* Input:
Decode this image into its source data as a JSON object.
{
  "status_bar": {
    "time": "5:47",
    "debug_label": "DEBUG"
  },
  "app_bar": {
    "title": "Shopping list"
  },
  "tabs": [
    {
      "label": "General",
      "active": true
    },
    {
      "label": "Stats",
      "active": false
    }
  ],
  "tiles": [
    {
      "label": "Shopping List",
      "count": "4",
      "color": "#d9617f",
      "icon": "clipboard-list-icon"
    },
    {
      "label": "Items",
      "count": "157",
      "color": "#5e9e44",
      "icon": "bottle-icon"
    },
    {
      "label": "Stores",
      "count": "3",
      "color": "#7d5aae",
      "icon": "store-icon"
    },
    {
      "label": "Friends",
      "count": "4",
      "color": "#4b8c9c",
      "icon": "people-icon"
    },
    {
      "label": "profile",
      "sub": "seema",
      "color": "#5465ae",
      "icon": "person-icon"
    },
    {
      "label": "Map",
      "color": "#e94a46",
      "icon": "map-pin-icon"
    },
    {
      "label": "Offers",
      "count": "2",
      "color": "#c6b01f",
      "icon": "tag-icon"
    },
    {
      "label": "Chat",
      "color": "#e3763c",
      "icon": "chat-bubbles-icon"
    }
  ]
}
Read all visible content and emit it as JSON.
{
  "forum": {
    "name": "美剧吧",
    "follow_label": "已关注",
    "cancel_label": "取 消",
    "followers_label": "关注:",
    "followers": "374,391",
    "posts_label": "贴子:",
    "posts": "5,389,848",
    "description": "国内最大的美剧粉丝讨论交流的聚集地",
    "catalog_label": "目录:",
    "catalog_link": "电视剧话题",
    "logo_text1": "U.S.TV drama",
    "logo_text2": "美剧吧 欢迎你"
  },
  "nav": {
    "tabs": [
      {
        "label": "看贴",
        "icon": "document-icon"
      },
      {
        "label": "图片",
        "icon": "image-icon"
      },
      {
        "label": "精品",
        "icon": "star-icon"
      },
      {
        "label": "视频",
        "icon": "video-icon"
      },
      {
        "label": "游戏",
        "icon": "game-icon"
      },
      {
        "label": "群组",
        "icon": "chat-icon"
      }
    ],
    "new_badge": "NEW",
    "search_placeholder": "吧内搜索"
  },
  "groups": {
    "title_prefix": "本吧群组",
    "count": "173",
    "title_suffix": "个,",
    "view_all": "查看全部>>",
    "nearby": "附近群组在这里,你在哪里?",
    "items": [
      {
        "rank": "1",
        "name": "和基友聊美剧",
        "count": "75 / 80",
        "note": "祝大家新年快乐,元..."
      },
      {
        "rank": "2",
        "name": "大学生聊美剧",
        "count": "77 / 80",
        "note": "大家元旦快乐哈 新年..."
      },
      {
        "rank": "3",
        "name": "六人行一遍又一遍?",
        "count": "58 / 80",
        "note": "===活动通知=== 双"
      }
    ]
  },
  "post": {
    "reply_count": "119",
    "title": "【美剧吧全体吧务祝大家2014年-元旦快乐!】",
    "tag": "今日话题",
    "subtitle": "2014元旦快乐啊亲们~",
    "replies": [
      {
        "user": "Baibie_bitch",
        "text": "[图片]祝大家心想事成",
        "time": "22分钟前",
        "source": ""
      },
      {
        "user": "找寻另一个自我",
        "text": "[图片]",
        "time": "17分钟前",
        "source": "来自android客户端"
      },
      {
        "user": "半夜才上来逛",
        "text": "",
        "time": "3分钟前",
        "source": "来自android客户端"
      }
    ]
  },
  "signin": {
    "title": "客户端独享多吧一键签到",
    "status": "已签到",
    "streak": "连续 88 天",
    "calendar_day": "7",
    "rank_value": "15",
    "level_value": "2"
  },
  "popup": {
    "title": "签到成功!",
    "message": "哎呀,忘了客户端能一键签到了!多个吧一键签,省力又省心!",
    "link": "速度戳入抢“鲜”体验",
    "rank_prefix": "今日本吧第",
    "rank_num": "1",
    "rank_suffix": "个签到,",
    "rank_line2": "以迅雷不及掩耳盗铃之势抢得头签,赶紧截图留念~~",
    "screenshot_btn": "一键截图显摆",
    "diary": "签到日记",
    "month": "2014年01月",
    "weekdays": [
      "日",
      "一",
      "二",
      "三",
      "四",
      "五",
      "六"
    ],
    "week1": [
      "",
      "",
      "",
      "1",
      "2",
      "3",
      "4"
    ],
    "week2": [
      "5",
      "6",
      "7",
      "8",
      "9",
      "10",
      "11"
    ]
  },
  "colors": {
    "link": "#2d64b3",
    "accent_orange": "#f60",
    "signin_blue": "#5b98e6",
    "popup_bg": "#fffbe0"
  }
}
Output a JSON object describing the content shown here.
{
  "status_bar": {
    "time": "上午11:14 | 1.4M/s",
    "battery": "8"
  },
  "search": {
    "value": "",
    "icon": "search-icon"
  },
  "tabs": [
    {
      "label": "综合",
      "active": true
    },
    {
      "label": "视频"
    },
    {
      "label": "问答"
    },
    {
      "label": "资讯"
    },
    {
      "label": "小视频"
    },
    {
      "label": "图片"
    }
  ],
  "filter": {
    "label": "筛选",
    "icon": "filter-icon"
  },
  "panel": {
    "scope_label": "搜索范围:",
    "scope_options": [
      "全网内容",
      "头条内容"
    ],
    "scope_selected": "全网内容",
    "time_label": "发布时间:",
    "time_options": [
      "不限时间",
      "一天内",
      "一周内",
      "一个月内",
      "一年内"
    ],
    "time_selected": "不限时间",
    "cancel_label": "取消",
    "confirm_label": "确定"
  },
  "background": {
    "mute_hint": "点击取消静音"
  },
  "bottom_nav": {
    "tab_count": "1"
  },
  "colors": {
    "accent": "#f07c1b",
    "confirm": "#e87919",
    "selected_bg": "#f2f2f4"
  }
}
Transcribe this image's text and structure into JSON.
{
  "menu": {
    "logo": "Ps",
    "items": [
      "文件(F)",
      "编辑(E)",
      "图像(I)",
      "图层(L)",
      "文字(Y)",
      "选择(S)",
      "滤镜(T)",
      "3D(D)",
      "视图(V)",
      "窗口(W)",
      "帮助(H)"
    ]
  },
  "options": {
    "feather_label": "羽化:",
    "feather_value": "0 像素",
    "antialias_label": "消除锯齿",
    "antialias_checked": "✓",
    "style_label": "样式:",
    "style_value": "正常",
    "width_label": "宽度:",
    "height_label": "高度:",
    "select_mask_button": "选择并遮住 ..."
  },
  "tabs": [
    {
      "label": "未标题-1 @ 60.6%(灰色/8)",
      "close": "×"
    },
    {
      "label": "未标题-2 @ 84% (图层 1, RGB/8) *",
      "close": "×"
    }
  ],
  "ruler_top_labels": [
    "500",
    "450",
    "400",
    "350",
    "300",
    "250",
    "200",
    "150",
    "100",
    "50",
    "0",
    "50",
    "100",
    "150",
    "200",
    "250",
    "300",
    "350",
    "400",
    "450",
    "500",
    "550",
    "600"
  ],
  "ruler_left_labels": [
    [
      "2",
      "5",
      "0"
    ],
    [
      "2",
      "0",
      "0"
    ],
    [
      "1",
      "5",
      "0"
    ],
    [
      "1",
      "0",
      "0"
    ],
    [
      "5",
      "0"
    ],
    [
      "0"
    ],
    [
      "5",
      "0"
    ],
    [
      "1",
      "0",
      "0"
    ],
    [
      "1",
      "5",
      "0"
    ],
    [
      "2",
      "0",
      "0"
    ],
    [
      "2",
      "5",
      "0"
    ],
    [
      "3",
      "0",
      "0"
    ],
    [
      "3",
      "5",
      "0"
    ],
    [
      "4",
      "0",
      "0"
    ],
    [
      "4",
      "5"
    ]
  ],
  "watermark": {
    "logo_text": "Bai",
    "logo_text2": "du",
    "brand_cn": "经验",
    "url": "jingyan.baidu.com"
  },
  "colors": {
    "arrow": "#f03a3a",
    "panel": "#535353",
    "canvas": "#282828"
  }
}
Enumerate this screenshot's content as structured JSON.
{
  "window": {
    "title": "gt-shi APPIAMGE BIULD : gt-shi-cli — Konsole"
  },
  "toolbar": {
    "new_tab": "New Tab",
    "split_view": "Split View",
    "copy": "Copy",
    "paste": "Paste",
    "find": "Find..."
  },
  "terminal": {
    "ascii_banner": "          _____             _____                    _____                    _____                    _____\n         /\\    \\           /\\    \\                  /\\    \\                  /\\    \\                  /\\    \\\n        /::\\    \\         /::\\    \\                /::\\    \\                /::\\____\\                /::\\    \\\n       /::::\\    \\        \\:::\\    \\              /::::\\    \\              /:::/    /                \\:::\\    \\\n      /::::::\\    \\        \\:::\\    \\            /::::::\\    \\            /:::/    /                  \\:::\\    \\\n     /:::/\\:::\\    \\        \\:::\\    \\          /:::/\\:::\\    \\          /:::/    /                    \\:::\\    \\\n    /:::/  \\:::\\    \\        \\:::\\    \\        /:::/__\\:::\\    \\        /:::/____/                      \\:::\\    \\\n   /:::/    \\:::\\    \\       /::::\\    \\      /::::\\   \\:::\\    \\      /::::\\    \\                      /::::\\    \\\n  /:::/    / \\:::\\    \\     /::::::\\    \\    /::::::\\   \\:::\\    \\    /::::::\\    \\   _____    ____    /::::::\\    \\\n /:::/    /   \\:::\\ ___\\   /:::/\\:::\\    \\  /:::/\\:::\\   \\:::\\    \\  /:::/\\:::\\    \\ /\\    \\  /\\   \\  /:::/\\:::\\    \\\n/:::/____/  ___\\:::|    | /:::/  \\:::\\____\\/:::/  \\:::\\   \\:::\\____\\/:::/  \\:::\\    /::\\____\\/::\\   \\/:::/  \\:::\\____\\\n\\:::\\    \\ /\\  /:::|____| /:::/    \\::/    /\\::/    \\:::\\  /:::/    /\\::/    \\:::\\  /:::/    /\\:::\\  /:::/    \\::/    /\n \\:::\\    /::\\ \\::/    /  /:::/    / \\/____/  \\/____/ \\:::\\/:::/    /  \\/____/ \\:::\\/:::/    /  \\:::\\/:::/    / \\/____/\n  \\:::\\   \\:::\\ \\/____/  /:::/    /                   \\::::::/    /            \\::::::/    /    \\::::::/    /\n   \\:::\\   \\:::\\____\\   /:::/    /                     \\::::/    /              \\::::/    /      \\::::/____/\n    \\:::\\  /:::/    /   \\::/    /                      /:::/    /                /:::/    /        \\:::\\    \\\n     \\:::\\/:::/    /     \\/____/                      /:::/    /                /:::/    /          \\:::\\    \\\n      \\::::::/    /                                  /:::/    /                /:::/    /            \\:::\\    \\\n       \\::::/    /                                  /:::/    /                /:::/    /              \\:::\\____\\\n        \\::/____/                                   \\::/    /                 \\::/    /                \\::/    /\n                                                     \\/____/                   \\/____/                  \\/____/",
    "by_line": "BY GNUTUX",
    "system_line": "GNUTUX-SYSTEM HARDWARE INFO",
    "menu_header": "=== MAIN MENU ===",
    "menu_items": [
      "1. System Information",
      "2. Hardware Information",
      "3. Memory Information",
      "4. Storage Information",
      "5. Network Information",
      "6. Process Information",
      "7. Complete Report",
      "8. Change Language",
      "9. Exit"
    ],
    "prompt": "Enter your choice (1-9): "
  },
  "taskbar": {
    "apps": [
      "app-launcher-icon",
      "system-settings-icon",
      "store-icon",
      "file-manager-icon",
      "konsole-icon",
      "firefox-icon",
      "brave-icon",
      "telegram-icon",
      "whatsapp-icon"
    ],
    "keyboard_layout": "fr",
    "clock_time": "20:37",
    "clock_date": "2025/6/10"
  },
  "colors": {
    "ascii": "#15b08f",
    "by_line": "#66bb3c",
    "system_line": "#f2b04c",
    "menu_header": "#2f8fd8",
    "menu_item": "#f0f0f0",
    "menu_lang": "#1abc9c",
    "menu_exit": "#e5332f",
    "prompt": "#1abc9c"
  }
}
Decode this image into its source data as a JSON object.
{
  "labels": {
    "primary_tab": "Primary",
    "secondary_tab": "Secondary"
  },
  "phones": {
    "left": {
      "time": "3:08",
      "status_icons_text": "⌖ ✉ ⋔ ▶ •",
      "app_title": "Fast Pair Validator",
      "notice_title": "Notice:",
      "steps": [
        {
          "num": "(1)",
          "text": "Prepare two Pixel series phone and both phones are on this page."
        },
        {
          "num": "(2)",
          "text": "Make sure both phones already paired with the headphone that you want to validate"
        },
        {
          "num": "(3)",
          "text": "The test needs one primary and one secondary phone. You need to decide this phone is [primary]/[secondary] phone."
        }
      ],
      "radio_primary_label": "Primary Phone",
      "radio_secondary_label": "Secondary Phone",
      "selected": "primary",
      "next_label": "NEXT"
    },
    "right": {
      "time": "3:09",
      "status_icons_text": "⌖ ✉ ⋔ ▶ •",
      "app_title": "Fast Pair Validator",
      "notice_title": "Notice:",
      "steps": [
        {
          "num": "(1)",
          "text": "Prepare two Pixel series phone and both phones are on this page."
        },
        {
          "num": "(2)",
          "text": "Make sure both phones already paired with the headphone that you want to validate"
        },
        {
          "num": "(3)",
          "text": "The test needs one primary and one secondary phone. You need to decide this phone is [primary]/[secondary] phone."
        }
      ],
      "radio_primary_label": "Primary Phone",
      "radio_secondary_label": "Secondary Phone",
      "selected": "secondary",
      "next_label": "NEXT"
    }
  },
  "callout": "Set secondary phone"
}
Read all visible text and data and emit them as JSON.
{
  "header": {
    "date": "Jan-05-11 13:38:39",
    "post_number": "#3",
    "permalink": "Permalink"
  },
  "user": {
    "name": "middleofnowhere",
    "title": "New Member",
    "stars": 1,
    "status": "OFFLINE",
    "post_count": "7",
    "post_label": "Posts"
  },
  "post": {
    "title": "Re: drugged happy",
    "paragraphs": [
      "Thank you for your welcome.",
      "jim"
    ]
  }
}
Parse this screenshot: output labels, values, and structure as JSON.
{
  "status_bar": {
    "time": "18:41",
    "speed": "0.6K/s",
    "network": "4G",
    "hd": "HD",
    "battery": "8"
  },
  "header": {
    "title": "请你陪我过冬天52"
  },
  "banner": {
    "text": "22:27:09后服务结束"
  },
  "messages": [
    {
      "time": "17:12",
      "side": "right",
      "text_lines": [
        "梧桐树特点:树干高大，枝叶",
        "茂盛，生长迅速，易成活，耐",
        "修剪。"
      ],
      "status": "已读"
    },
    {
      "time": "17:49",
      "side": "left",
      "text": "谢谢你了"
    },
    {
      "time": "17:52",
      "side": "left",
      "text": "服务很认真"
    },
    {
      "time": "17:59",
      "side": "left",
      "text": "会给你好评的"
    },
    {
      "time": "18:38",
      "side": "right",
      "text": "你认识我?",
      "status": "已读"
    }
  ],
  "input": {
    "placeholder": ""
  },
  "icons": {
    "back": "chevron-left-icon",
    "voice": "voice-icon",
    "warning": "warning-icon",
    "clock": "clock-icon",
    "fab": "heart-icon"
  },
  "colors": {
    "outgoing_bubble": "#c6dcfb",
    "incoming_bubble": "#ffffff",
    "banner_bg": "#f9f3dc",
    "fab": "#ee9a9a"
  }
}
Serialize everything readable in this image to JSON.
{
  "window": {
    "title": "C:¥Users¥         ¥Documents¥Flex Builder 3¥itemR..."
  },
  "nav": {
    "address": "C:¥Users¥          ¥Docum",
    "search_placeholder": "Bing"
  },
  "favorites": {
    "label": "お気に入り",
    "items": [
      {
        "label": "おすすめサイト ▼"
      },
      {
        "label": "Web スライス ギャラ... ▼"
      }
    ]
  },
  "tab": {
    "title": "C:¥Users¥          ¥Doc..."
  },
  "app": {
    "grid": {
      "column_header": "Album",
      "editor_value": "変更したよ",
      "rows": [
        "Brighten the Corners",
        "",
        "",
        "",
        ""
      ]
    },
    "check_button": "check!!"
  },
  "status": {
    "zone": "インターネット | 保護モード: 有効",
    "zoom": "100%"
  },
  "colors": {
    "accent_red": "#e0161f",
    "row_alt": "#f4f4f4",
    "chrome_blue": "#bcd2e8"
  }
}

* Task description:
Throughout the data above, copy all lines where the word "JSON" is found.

* Exercise solution:
Decode this image into its source data as a JSON object.
Read all visible content and emit it as JSON.
Output a JSON object describing the content shown here.
Transcribe this image's text and structure into JSON.
Enumerate this screenshot's content as structured JSON.
Decode this image into its source data as a JSON object.
Read all visible text and data and emit them as JSON.
Parse this screenshot: output labels, values, and structure as JSON.
Serialize everything readable in this image to JSON.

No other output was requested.